**INSTRUCTIONS FOR THE TASK**. An exact copy of the listing below is required, minus its pictures.

**MATERIAL FOR THIS TASK**.

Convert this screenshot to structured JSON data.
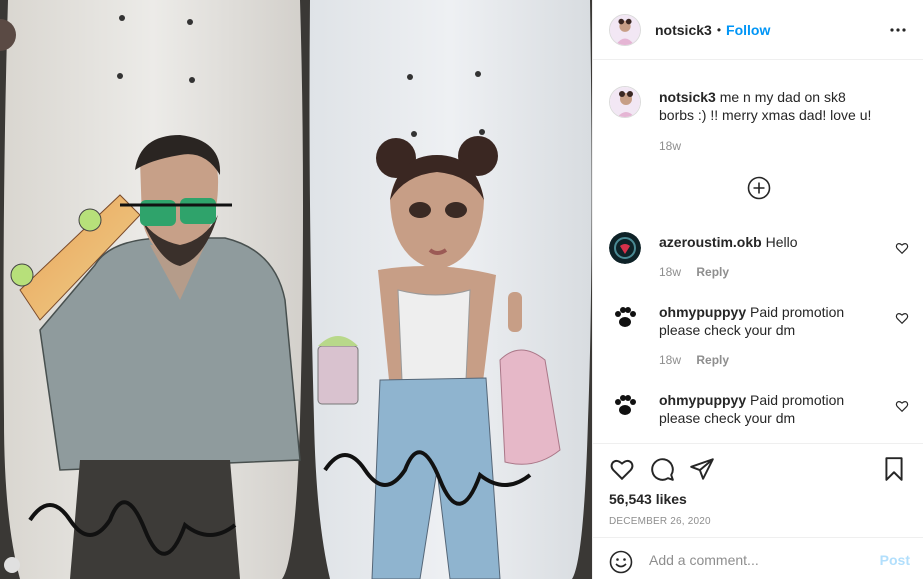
{
  "post": {
    "image_description_hidden": "",
    "author": {
      "username": "notsick3"
    },
    "header": {
      "dot": "•",
      "follow_label": "Follow"
    },
    "caption": {
      "username": "notsick3",
      "text": "me n my dad on sk8 borbs :) !! merry xmas dad! love u!",
      "age": "18w"
    },
    "comments": [
      {
        "username": "azeroustim.okb",
        "text": "Hello",
        "age": "18w",
        "reply_label": "Reply"
      },
      {
        "username": "ohmypuppyy",
        "text": "Paid promotion please check your dm",
        "age": "18w",
        "reply_label": "Reply"
      },
      {
        "username": "ohmypuppyy",
        "text": "Paid promotion please check your dm"
      }
    ],
    "likes": "56,543 likes",
    "date": "DECEMBER 26, 2020",
    "add_comment": {
      "placeholder": "Add a comment...",
      "post_label": "Post"
    },
    "icons": {
      "more": "more-options-icon",
      "load_more": "plus-circle-icon",
      "like": "heart-icon",
      "comment": "comment-bubble-icon",
      "share": "paper-plane-icon",
      "save": "bookmark-icon",
      "emoji": "smiley-icon"
    },
    "colors": {
      "link": "#0095f6",
      "post_disabled": "#b2dffc",
      "muted": "#8e8e8e",
      "text": "#262626"
    }
  }
}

**REPLY TO THE EXERCISE**.
Convert this screenshot to structured JSON data.
{
  "post": {
    "image_description_hidden": "",
    "author": {
      "username": "notsick3"
    },
    "header": {
      "dot": "•",
      "follow_label": "Follow"
    },
    "caption": {
      "username": "notsick3",
      "text": "me n my dad on sk8 borbs :) !! merry xmas dad! love u!",
      "age": "18w"
    },
    "comments": [
      {
        "username": "azeroustim.okb",
        "text": "Hello",
        "age": "18w",
        "reply_label": "Reply"
      },
      {
        "username": "ohmypuppyy",
        "text": "Paid promotion please check your dm",
        "age": "18w",
        "reply_label": "Reply"
      },
      {
        "username": "ohmypuppyy",
        "text": "Paid promotion please check your dm"
      }
    ],
    "likes": "56,543 likes",
    "date": "DECEMBER 26, 2020",
    "add_comment": {
      "placeholder": "Add a comment...",
      "post_label": "Post"
    },
    "icons": {
      "more": "more-options-icon",
      "load_more": "plus-circle-icon",
      "like": "heart-icon",
      "comment": "comment-bubble-icon",
      "share": "paper-plane-icon",
      "save": "bookmark-icon",
      "emoji": "smiley-icon"
    },
    "colors": {
      "link": "#0095f6",
      "post_disabled": "#b2dffc",
      "muted": "#8e8e8e",
      "text": "#262626"
    }
  }
}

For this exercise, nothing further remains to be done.